I stumbled across Pawel Brodzinski’s blog on Software Project management. In “Why Kaizen Boards (Typically) Don’t Work” he talks about the importance of having the right culture that will support using and taking full advantage of the tools (Agile, Lean or otherwise) that people try to introduce to organizations. He notes that when the culture doesn’t permit experimentation without permission, introducing any kind of continuous improvement effort is almost always doomed to fail. He makes a good point. I’ve seen this pattern myself and it applies just as much to managing impediments as it does for any other kind of improvement.
Some signs you may have a problem introducing a change:
- Taking action requires getting permission (this is straight from Pawel)
- Stating the desired change is too risky
- Action can’t be taken because projects are too important
- Only certain people can take action

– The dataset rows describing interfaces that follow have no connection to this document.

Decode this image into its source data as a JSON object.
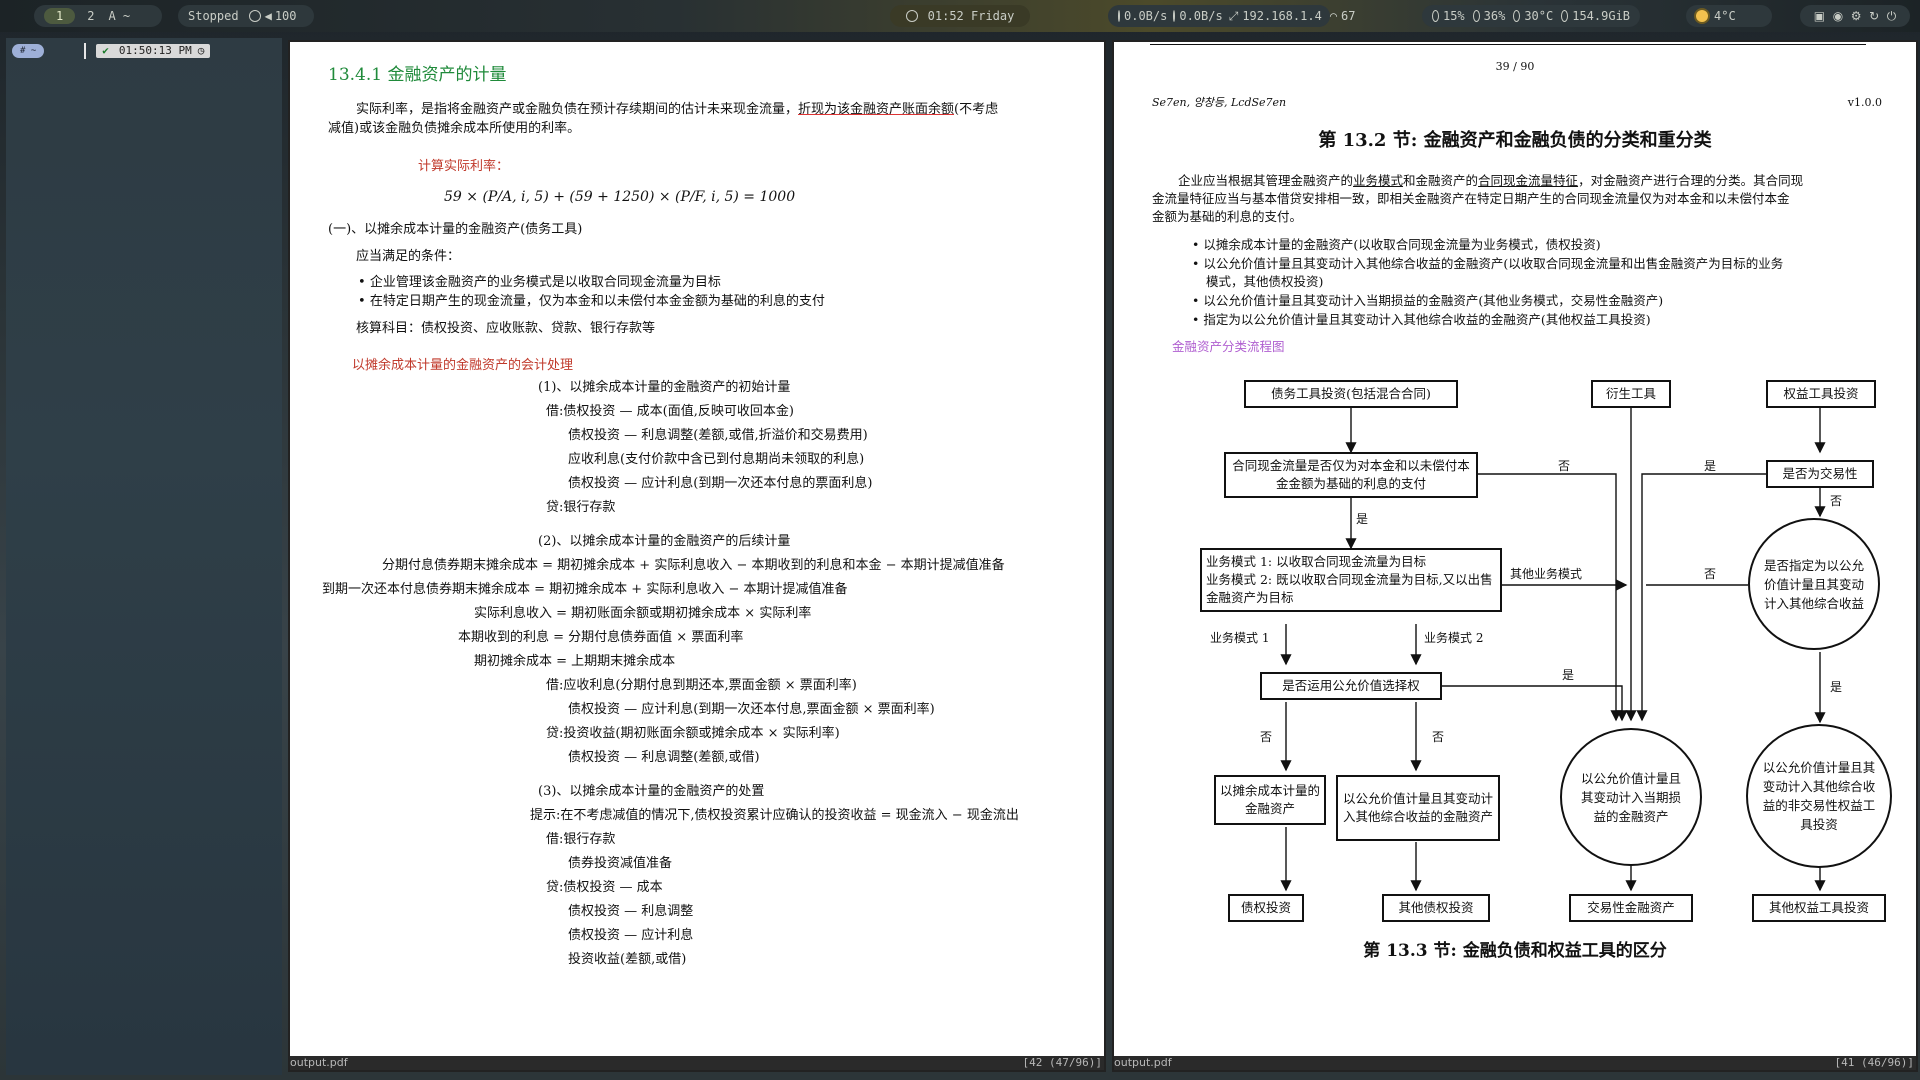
{
  "topbar": {
    "workspaces": [
      "1",
      "2"
    ],
    "layout": "A ~",
    "media": {
      "status": "Stopped",
      "volume": "100"
    },
    "clock": "01:52 Friday",
    "net": {
      "down": "0.0B/s",
      "up": "0.0B/s",
      "ip": "192.168.1.4",
      "signal": "67"
    },
    "sys": {
      "cpu": "15%",
      "mem": "36%",
      "temp": "30°C",
      "disk": "154.9GiB"
    },
    "weather": "4°C"
  },
  "leftpanel": {
    "tag": "# ~",
    "time": "01:50:13 PM"
  },
  "left_pdf": {
    "statusbar": {
      "file": "output.pdf",
      "page": "[42 (47/96)]"
    },
    "heading": "13.4.1 金融资产的计量",
    "intro1_a": "实际利率，是指将金融资产或金融负债在预计存续期间的估计未来现金流量，",
    "intro1_b": "折现为该金融资产账面余额",
    "intro1_c": "(不考虑",
    "intro2": "减值)或该金融负债摊余成本所使用的利率。",
    "calc_label": "计算实际利率：",
    "formula": "59 × (P/A, i, 5) + (59 + 1250) × (P/F, i, 5) = 1000",
    "sec1": "(一)、以摊余成本计量的金融资产(债务工具)",
    "cond_title": "应当满足的条件：",
    "bullets": [
      "企业管理该金融资产的业务模式是以收取合同现金流量为目标",
      "在特定日期产生的现金流量，仅为本金和以未偿付本金金额为基础的利息的支付"
    ],
    "accounts": "核算科目：债权投资、应收账款、贷款、银行存款等",
    "acct_title": "以摊余成本计量的金融资产的会计处理",
    "lines": [
      "(1)、以摊余成本计量的金融资产的初始计量",
      "借:债权投资 — 成本(面值,反映可收回本金)",
      "债权投资 — 利息调整(差额,或借,折溢价和交易费用)",
      "应收利息(支付价款中含已到付息期尚未领取的利息)",
      "债权投资 — 应计利息(到期一次还本付息的票面利息)",
      "贷:银行存款",
      "(2)、以摊余成本计量的金融资产的后续计量",
      "分期付息债券期末摊余成本 = 期初摊余成本 + 实际利息收入 − 本期收到的利息和本金 − 本期计提减值准备",
      "到期一次还本付息债券期末摊余成本 = 期初摊余成本 + 实际利息收入 − 本期计提减值准备",
      "实际利息收入 = 期初账面余额或期初摊余成本 × 实际利率",
      "本期收到的利息 = 分期付息债券面值 × 票面利率",
      "期初摊余成本 = 上期期末摊余成本",
      "借:应收利息(分期付息到期还本,票面金额 × 票面利率)",
      "债权投资 — 应计利息(到期一次还本付息,票面金额 × 票面利率)",
      "贷:投资收益(期初账面余额或摊余成本 × 实际利率)",
      "债权投资 — 利息调整(差额,或借)",
      "(3)、以摊余成本计量的金融资产的处置",
      "提示:在不考虑减值的情况下,债权投资累计应确认的投资收益 = 现金流入 − 现金流出",
      "借:银行存款",
      "债券投资减值准备",
      "贷:债权投资 — 成本",
      "债权投资 — 利息调整",
      "债权投资 — 应计利息",
      "投资收益(差额,或借)"
    ]
  },
  "right_pdf": {
    "statusbar": {
      "file": "output.pdf",
      "page": "[41 (46/96)]"
    },
    "page_number": "39 / 90",
    "authors": "Se7en, 양창등, LcdSe7en",
    "version": "v1.0.0",
    "heading": "第 13.2 节: 金融资产和金融负债的分类和重分类",
    "para_a": "企业应当根据其管理金融资产的",
    "para_u1": "业务模式",
    "para_b": "和金融资产的",
    "para_u2": "合同现金流量特征",
    "para_c": "，对金融资产进行合理的分类。其合同现",
    "para2": "金流量特征应当与基本借贷安排相一致，即相关金融资产在特定日期产生的合同现金流量仅为对本金和以未偿付本金",
    "para3": "金额为基础的利息的支付。",
    "bullets": [
      "以摊余成本计量的金融资产(以收取合同现金流量为业务模式，债权投资)",
      "以公允价值计量且其变动计入其他综合收益的金融资产(以收取合同现金流量和出售金融资产为目标的业务",
      "模式，其他债权投资)",
      "以公允价值计量且其变动计入当期损益的金融资产(其他业务模式，交易性金融资产)",
      "指定为以公允价值计量且其变动计入其他综合收益的金融资产(其他权益工具投资)"
    ],
    "flow_title": "金融资产分类流程图",
    "flow": {
      "debt": "债务工具投资(包括混合合同)",
      "deriv": "衍生工具",
      "equity": "权益工具投资",
      "q1": "合同现金流量是否仅为对本金和以未偿付本金金额为基础的利息的支付",
      "q_trading": "是否为交易性",
      "bm_line1": "业务模式 1: 以收取合同现金流量为目标",
      "bm_line2": "业务模式 2: 既以收取合同现金流量为目标,又以出售金融资产为目标",
      "other_bm": "其他业务模式",
      "q_designated": "是否指定为以公允价值计量且其变动计入其他综合收益",
      "bm1": "业务模式 1",
      "bm2": "业务模式 2",
      "q_fvo": "是否运用公允价值选择权",
      "amort": "以摊余成本计量的金融资产",
      "fvoci": "以公允价值计量且其变动计入其他综合收益的金融资产",
      "fvtpl": "以公允价值计量且其变动计入当期损益的金融资产",
      "fvoci_eq": "以公允价值计量且其变动计入其他综合收益的非交易性权益工具投资",
      "r_debt": "债权投资",
      "r_other_debt": "其他债权投资",
      "r_trading": "交易性金融资产",
      "r_other_eq": "其他权益工具投资",
      "yes": "是",
      "no": "否"
    },
    "next_heading": "第 13.3 节: 金融负债和权益工具的区分"
  }
}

I’m sure this could be a much longer list. The take home message for anyone who is interested in initiating this kind of change: Make sure that you have the buy-in from your organization. Talk about these sorts of examples and discuss how you might deal with them. Use the feedback from that dialog to inform what changes you try to make.